In his economic vision, Deendayal confers prominence to seven Ms: man, material, money, management, motive power, market and machine. As the foundational components of a sound production system for a country, he argues that these seven elements constitute the comprehensive framework of an economy enabling it to serve people’s needs in a self-reliant manner. Given the fact that India is sufficiently endowed with all of the seven elements, the country’s economic system has the ability to meet the basic requirements of all its citizens without causing any harm or dislocation to human ecology. Swadeshi and decentralisation approaches lie at the core of Deendayal’s economic system. He says, “Man, the highest creation of God, is losing his own identity. We must re-establish him in his rightful position, being him the realization of his greatness, reawaken his abilities and encourage him to exert for attaining divine heights of his latest personality. This is possible only through a decentralized economy.”

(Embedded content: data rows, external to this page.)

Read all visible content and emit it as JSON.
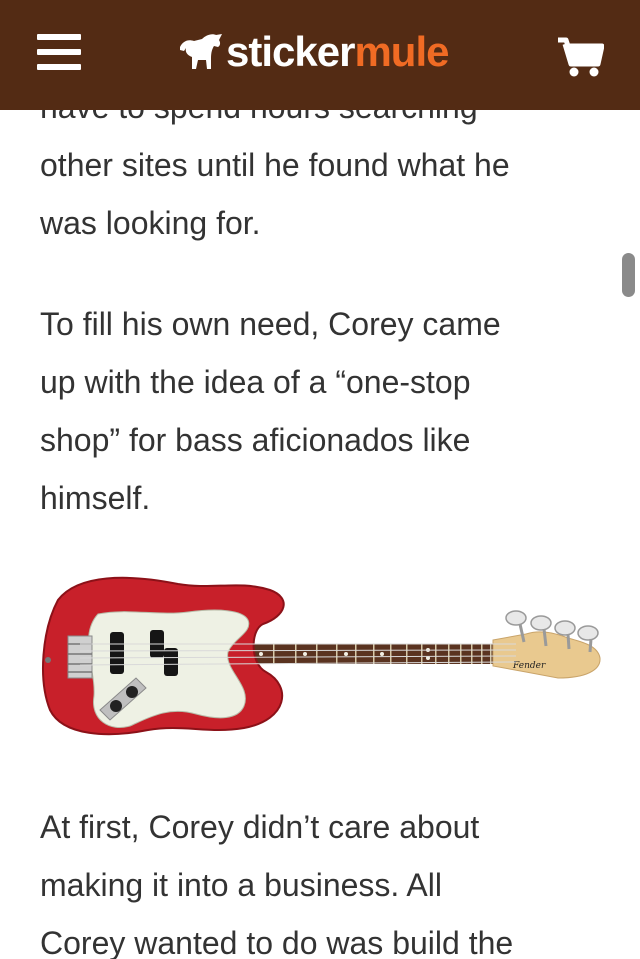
{
  "header": {
    "menu_icon": "hamburger-menu-icon",
    "logo_part1": "sticker",
    "logo_part2": "mule",
    "logo_icon": "mule-icon",
    "cart_icon": "shopping-cart-icon",
    "background_color": "#532b14",
    "accent_color": "#f06b24"
  },
  "article": {
    "paragraphs": [
      {
        "lines": [
          "have to spend hours searching",
          "other sites until he found what he",
          "was looking for."
        ]
      },
      {
        "lines": [
          "To fill his own need, Corey came",
          "up with the idea of a “one-stop",
          "shop” for bass aficionados like",
          "himself."
        ]
      },
      {
        "lines": [
          "At first, Corey didn’t care about",
          "making it into a business. All",
          "Corey wanted to do was build the"
        ]
      }
    ],
    "image": {
      "subject": "red bass guitar",
      "body_color": "#c8202a",
      "pickguard_color": "#eef1e4",
      "headstock_brand": "Fender"
    }
  }
}
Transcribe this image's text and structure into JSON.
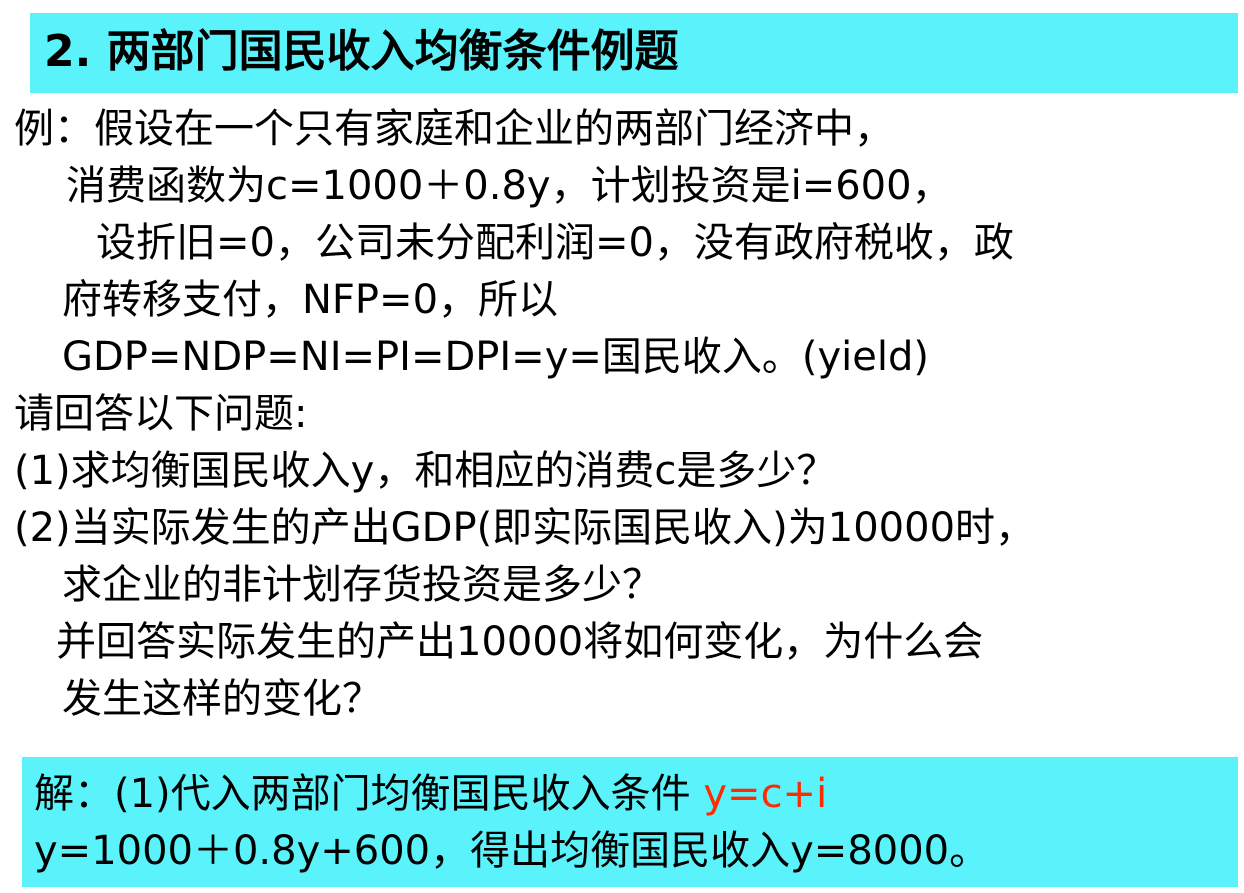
{
  "title": "2. 两部门国民收入均衡条件例题",
  "problem": {
    "line1": "例：假设在一个只有家庭和企业的两部门经济中，",
    "line2": "消费函数为c=1000＋0.8y，计划投资是i=600，",
    "line3": "设折旧=0，公司未分配利润=0，没有政府税收，政",
    "line4": "府转移支付，NFP=0，所以",
    "line5": "GDP=NDP=NI=PI=DPI=y=国民收入。(yield)"
  },
  "questions": {
    "intro": "请回答以下问题:",
    "q1": "(1)求均衡国民收入y，和相应的消费c是多少？",
    "q2a": "(2)当实际发生的产出GDP(即实际国民收入)为10000时，",
    "q2b": "求企业的非计划存货投资是多少？",
    "q2c": "并回答实际发生的产出10000将如何变化，为什么会",
    "q2d": "发生这样的变化？"
  },
  "solution": {
    "line1_prefix": "解：(1)代入两部门均衡国民收入条件 ",
    "line1_formula": "y=c+i",
    "line2": "y=1000＋0.8y+600，得出均衡国民收入y=8000。"
  },
  "colors": {
    "highlight_bg": "#5bf3fb",
    "formula_red": "#ff2a00"
  }
}
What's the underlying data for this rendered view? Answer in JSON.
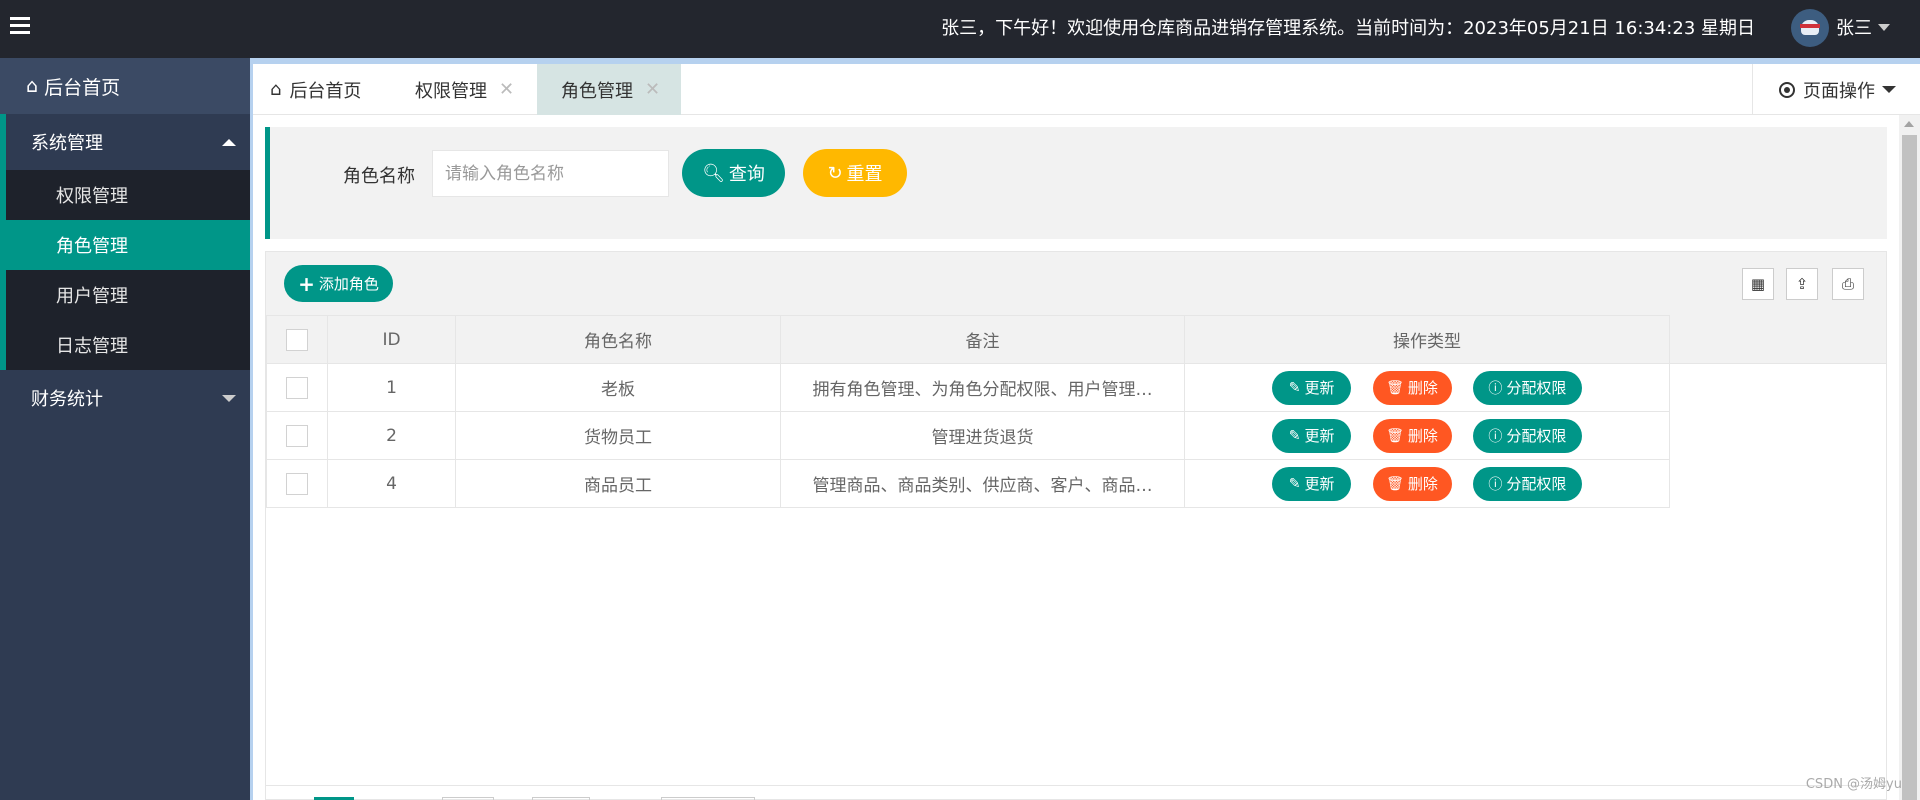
{
  "header": {
    "welcome_text": "张三，下午好！欢迎使用仓库商品进销存管理系统。当前时间为：2023年05月21日 16:34:23 星期日",
    "user_name": "张三"
  },
  "sidebar": {
    "home_label": "后台首页",
    "groups": [
      {
        "label": "系统管理",
        "items": [
          {
            "label": "权限管理"
          },
          {
            "label": "角色管理"
          },
          {
            "label": "用户管理"
          },
          {
            "label": "日志管理"
          }
        ]
      },
      {
        "label": "财务统计"
      }
    ]
  },
  "tabs": [
    {
      "label": "后台首页"
    },
    {
      "label": "权限管理"
    },
    {
      "label": "角色管理"
    }
  ],
  "page_ops_label": "页面操作",
  "search": {
    "label": "角色名称",
    "placeholder": "请输入角色名称",
    "query_label": "查询",
    "reset_label": "重置"
  },
  "toolbar": {
    "add_label": "添加角色"
  },
  "table": {
    "headers": [
      "ID",
      "角色名称",
      "备注",
      "操作类型"
    ],
    "rows": [
      {
        "id": "1",
        "name": "老板",
        "remark": "拥有角色管理、为角色分配权限、用户管理…"
      },
      {
        "id": "2",
        "name": "货物员工",
        "remark": "管理进货退货"
      },
      {
        "id": "4",
        "name": "商品员工",
        "remark": "管理商品、商品类别、供应商、客户、商品…"
      }
    ],
    "actions": {
      "update": "更新",
      "delete": "删除",
      "assign": "分配权限"
    }
  },
  "watermark": "CSDN @汤姆yu",
  "colors": {
    "primary": "#009688",
    "warning": "#ffb800",
    "danger": "#ff5722",
    "header_bg": "#23262e",
    "sidebar_bg": "#2f3b52"
  }
}
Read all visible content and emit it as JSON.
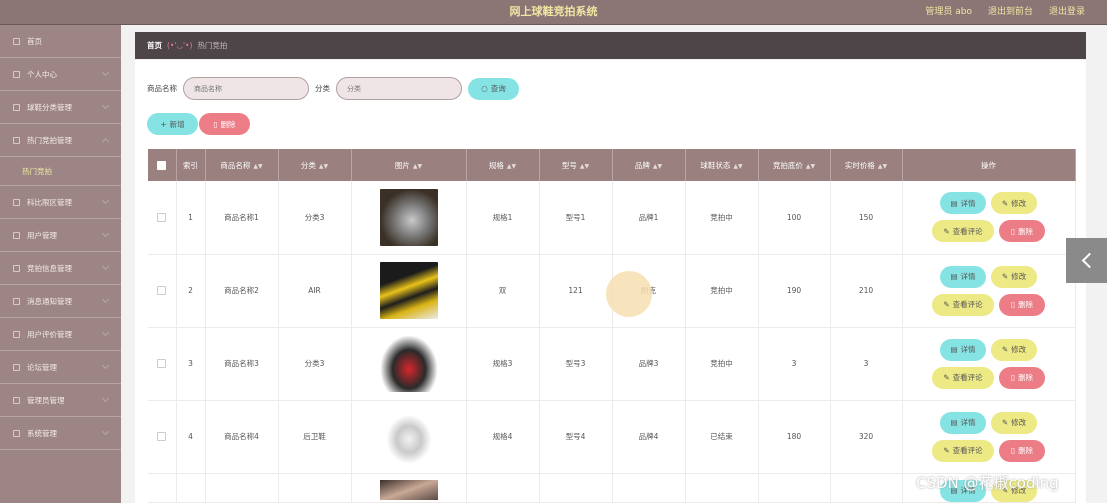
{
  "header": {
    "title": "网上球鞋竞拍系统",
    "admin_label": "管理员 abo",
    "back_label": "退出到前台",
    "logout_label": "退出登录"
  },
  "sidebar": {
    "items": [
      {
        "label": "首页"
      },
      {
        "label": "个人中心"
      },
      {
        "label": "球鞋分类管理"
      },
      {
        "label": "热门竞拍管理"
      },
      {
        "label": "热门竞拍",
        "sub": true
      },
      {
        "label": "科比限区管理"
      },
      {
        "label": "用户管理"
      },
      {
        "label": "竞拍信息管理"
      },
      {
        "label": "消息通知管理"
      },
      {
        "label": "用户评价管理"
      },
      {
        "label": "论坛管理"
      },
      {
        "label": "管理员管理"
      },
      {
        "label": "系统管理"
      }
    ]
  },
  "breadcrumb": {
    "home": "首页",
    "sep": "(•'◡'•)",
    "current": "热门竞拍"
  },
  "search": {
    "name_label": "商品名称",
    "name_placeholder": "商品名称",
    "category_label": "分类",
    "category_placeholder": "分类",
    "query_label": "查询"
  },
  "actions": {
    "add_label": "新增",
    "delete_label": "删除"
  },
  "table": {
    "headers": [
      "索引",
      "商品名称",
      "分类",
      "图片",
      "规格",
      "型号",
      "品牌",
      "球鞋状态",
      "竞拍底价",
      "实时价格",
      "操作"
    ],
    "rows": [
      {
        "index": "1",
        "name": "商品名称1",
        "category": "分类3",
        "spec": "规格1",
        "model": "型号1",
        "brand": "品牌1",
        "status": "竞拍中",
        "base_price": "100",
        "price": "150"
      },
      {
        "index": "2",
        "name": "商品名称2",
        "category": "AIR",
        "spec": "双",
        "model": "121",
        "brand": "耐克",
        "status": "竞拍中",
        "base_price": "190",
        "price": "210"
      },
      {
        "index": "3",
        "name": "商品名称3",
        "category": "分类3",
        "spec": "规格3",
        "model": "型号3",
        "brand": "品牌3",
        "status": "竞拍中",
        "base_price": "3",
        "price": "3"
      },
      {
        "index": "4",
        "name": "商品名称4",
        "category": "后卫鞋",
        "spec": "规格4",
        "model": "型号4",
        "brand": "品牌4",
        "status": "已结束",
        "base_price": "180",
        "price": "320"
      }
    ],
    "op_labels": {
      "detail": "详情",
      "edit": "修改",
      "review": "查看评论",
      "delete": "删除"
    }
  },
  "watermark": "CSDN @花椒coding"
}
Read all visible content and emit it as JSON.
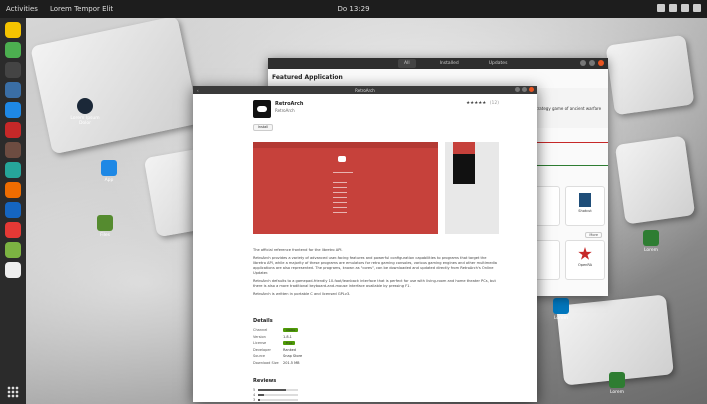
{
  "topbar": {
    "activities": "Activities",
    "app_menu": "Lorem Tempor Elit",
    "clock": "Do 13:29"
  },
  "desktop_icons": [
    {
      "label": "Lorem Ipsum Dolor"
    },
    {
      "label": "App"
    },
    {
      "label": "Files"
    },
    {
      "label": "Lorem"
    },
    {
      "label": "Lorem"
    },
    {
      "label": "Lorem"
    }
  ],
  "back_window": {
    "tabs": [
      "All",
      "Installed",
      "Updates"
    ],
    "featured_title": "Featured Application",
    "banner_text": "strategy game of ancient warfare",
    "tiles": [
      {
        "name": "Shotcut"
      },
      {
        "name": "OpenRA"
      },
      {
        "name": "More"
      }
    ]
  },
  "app_window": {
    "title": "RetroArch",
    "app_name": "RetroArch",
    "developer": "RetroArch",
    "rating_stars": "★★★★★",
    "rating_count": "(12)",
    "install_label": "Install",
    "description": [
      "The official reference frontend for the libretro API.",
      "RetroArch provides a variety of advanced user-facing features and powerful configuration capabilities to programs that target the libretro API, while a majority of these programs are emulators for retro gaming consoles, various gaming engines and other multimedia applications are also represented. The programs, known as \"cores\", can be downloaded and updated directly from RetroArch's Online Updater.",
      "RetroArch defaults to a gamepad-friendly 10-foot/leanback interface that is perfect for use with living-room and home theater PCs, but there is also a more traditional keyboard-and-mouse interface available by pressing F1.",
      "RetroArch is written in portable C and licensed GPLv3."
    ],
    "details_title": "Details",
    "details": [
      {
        "k": "Channel",
        "v": "stable",
        "badge": true
      },
      {
        "k": "Version",
        "v": "1.8.1",
        "badge": false
      },
      {
        "k": "License",
        "v": "Free",
        "badge": true
      },
      {
        "k": "Developer",
        "v": "Ranked",
        "badge": false
      },
      {
        "k": "Source",
        "v": "Snap Store",
        "badge": false
      },
      {
        "k": "Download Size",
        "v": "201.5 MB",
        "badge": false
      }
    ],
    "reviews_title": "Reviews",
    "reviews": [
      {
        "label": "5",
        "fraction": 0.7
      },
      {
        "label": "4",
        "fraction": 0.15
      },
      {
        "label": "3",
        "fraction": 0.05
      },
      {
        "label": "2",
        "fraction": 0.03
      },
      {
        "label": "1",
        "fraction": 0.07
      }
    ]
  }
}
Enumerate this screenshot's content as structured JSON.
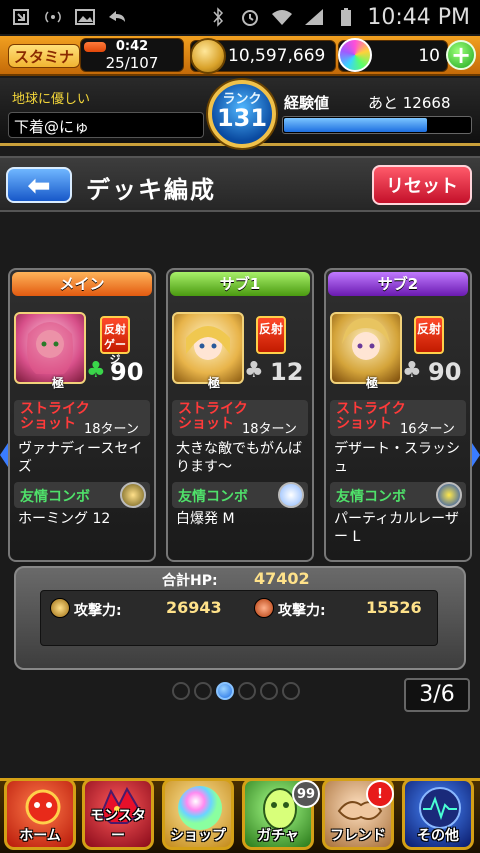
{
  "statusbar": {
    "time": "10:44 PM"
  },
  "resources": {
    "stamina_label": "スタミナ",
    "stamina_timer": "0:42",
    "stamina_value": "25/107",
    "stamina_fraction": 0.23,
    "gold": "10,597,669",
    "orbs": "10",
    "plus_label": "+"
  },
  "player": {
    "title": "地球に優しい",
    "name": "下着@にゅ",
    "rank_label": "ランク",
    "rank": "131",
    "exp_label": "経験値",
    "exp_remaining": "あと 12668",
    "exp_fraction": 0.77
  },
  "header": {
    "back_label": "⬅",
    "title": "デッキ編成",
    "reset_label": "リセット"
  },
  "cards": [
    {
      "tab": "メイン",
      "tab_color": "#ff7a1a",
      "counter": "反射ゲージ",
      "ex": "極",
      "luck": "90",
      "ss_label": "ストライク\nショット",
      "ss_turns": "18ターン",
      "ss_name": "ヴァナディースセイズ",
      "fc_label": "友情コンボ",
      "fc_name": "ホーミング 12"
    },
    {
      "tab": "サブ1",
      "tab_color": "#7ad62a",
      "counter": "反射",
      "ex": "極",
      "luck": "12",
      "ss_label": "ストライク\nショット",
      "ss_turns": "18ターン",
      "ss_name": "大きな敵でもがんばります〜",
      "fc_label": "友情コンボ",
      "fc_name": "白爆発 M"
    },
    {
      "tab": "サブ2",
      "tab_color": "#8a3ad6",
      "counter": "反射",
      "ex": "極",
      "luck": "90",
      "ss_label": "ストライク\nショット",
      "ss_turns": "16ターン",
      "ss_name": "デザート・スラッシュ",
      "fc_label": "友情コンボ",
      "fc_name": "パーティカルレーザー L"
    }
  ],
  "stats": {
    "hp_label": "合計HP:",
    "hp": "47402",
    "atk1_label": "攻撃力:",
    "atk1": "26943",
    "atk2_label": "攻撃力:",
    "atk2": "15526"
  },
  "pager": {
    "indicator": "3/6",
    "active_dot": 3,
    "dot_count": 6
  },
  "nav": [
    {
      "label": "ホーム",
      "icon": "home-icon"
    },
    {
      "label": "モンスター",
      "icon": "monster-icon"
    },
    {
      "label": "ショップ",
      "icon": "shop-icon"
    },
    {
      "label": "ガチャ",
      "icon": "gacha-icon",
      "badge": "99"
    },
    {
      "label": "フレンド",
      "icon": "friend-icon",
      "badge": "!"
    },
    {
      "label": "その他",
      "icon": "other-icon"
    }
  ]
}
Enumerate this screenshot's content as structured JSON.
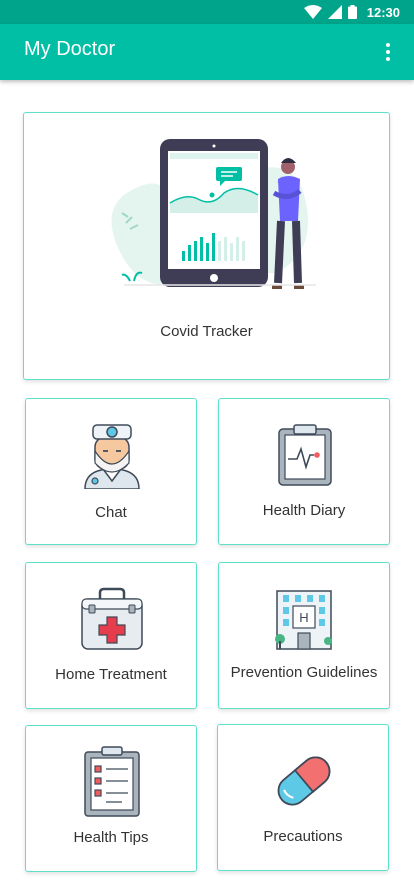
{
  "status_bar": {
    "time": "12:30",
    "icons": [
      "wifi-icon",
      "cellular-signal-icon",
      "battery-icon"
    ]
  },
  "app_bar": {
    "title": "My Doctor",
    "menu_icon": "overflow-menu-icon"
  },
  "menu": {
    "featured": {
      "label": "Covid Tracker",
      "icon": "covid-tracker-illustration"
    },
    "items": [
      {
        "label": "Chat",
        "icon": "doctor-icon"
      },
      {
        "label": "Health Diary",
        "icon": "clipboard-heartbeat-icon"
      },
      {
        "label": "Home Treatment",
        "icon": "first-aid-kit-icon"
      },
      {
        "label": "Prevention Guidelines",
        "icon": "hospital-building-icon"
      },
      {
        "label": "Health Tips",
        "icon": "checklist-icon"
      },
      {
        "label": "Precautions",
        "icon": "pill-capsule-icon"
      }
    ]
  },
  "colors": {
    "primary": "#00bfa5",
    "status_bar": "#00a48a",
    "card_border": "#5fe0c9"
  }
}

The notion of Antyodaya consequently remains a key component of ‘Integral Humanism’, a philosophy that advocates the simultaneous and integrated programming of the body, mind, intellect and soul of each and every human being. Thus, Deendayal’s ideational contribution is a synthesis of the spiritual and the material, and the individual and the collective in the economic and political life. Visualizing a decentralized polity and a self-reliant economy with the village as the base for India, he reiterates the need for a perfect harmony between individuals and society: “To mould nature (prakriti) to achieve social goals is culture (samskriti), but when this nature leads to social conflict, it is perversion (vikrití).”
In essence, the yardstick for measuring economic plan and progress is not the person situated at the highest level of society rising above on the economic ladder, but the one who is located at the lowest level. Notably, the Indian government is currently engaged in profound execution of this Antyodaya concept, offering an actionable model of community development based on self-reliance. Evidently, Prime Minister Narendra Modi said, “Inspired by Pt. Deendayal Upadhyaya, 21st century India is working for Antyodaya. Our government is working to reach the last person in the society, to bring the benefits of development to them.” Recognising poverty as a systemic crisis, the idea and practice of antyodaya become helpful in scholarly and policy making domains for identifying and addressing the issue in a holistic and sustainable manner.